A BANNED young motorist put nine people's lives at risk after taking to the wheel of a car after drinking at a young farmers' function.

In “a moment of madness” Henry Walton insisted the designated driver pull over as he and three friends made their way home from a 'Boogie in the Barn', Durham Crown Court was told.

Shortly after taking the wheel of the Audi A3, he hit a kerb at high speed and burst a tyre before veering across the road, almost hitting a police van on Newton Cap viaduct, near Bishop Auckland.

Loading article content

Four officers, who were talking to a distressed man who had previously threatened to jump from the 100-ft high viaduct, were themsleves forced to run for safety.

Liam O'Brien, prosecuting, said one of the policemen, who described it as the closest he had come to death, said sparks were coming from the approaching car, which sounded like a jet engine.

It went through railings, sending debris flying onto a house beneath the viaduct, struck a concrete barrier and was thrown back across the road, where it came to a halt.

Mr O'Brien said the officers ran to assist the four people in the car, Walton, and three passengers, a couple from New Zealand and an Irish woman, who were all taken to hospital. None was seriously hurt.

Walton had borrowed the Audi from an aunt, who was unaware he was banned from driving.

He said Walton made a token effort to provide a breath specimen and later pretended he was disorientated when police tried to take a blood sample for hospital analysis, despite appearing “coherent” when talking to medical staff.

The 26-year-old, of The Green, Cockfield, near Barnard Castle, County Durham, admitted dangerous driving, while disqualified and without insurance, plus failing to provide a breath specimen.

The court heard it was his third offence of failing to provide a breath specimen within six months, and he had been banned from driving for the first of those offences only 19 days earlier.

Ian West, mitigating, presented 11 character testimonials to the court.

He said Walton, from a good family background, “went off the rails” over that six-month period while mixing with “hard-drinking party animals”.

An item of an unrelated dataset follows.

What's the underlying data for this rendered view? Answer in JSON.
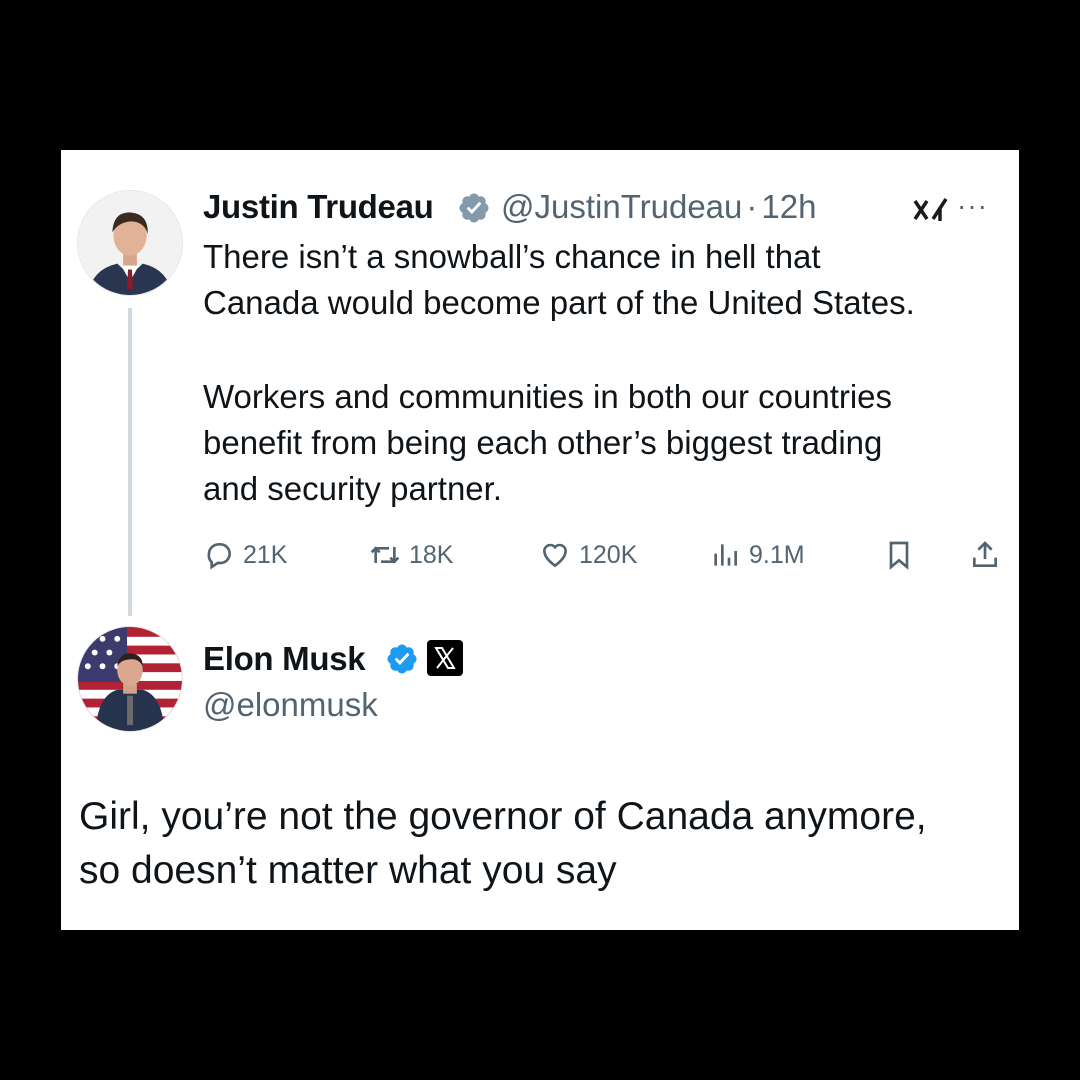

But he said he was now working hard for an employer in Darlington and assisting at a Barnard Castle charity shop.

Jailing him for 18 months, Recorder Simon Jackson told Walton: “This was a dreadful piece of driving, whereby only by an act of God people weren't wiped out.”

Walton was also banned from driving for three years and must pass an extended test if he is ever to regain his licence.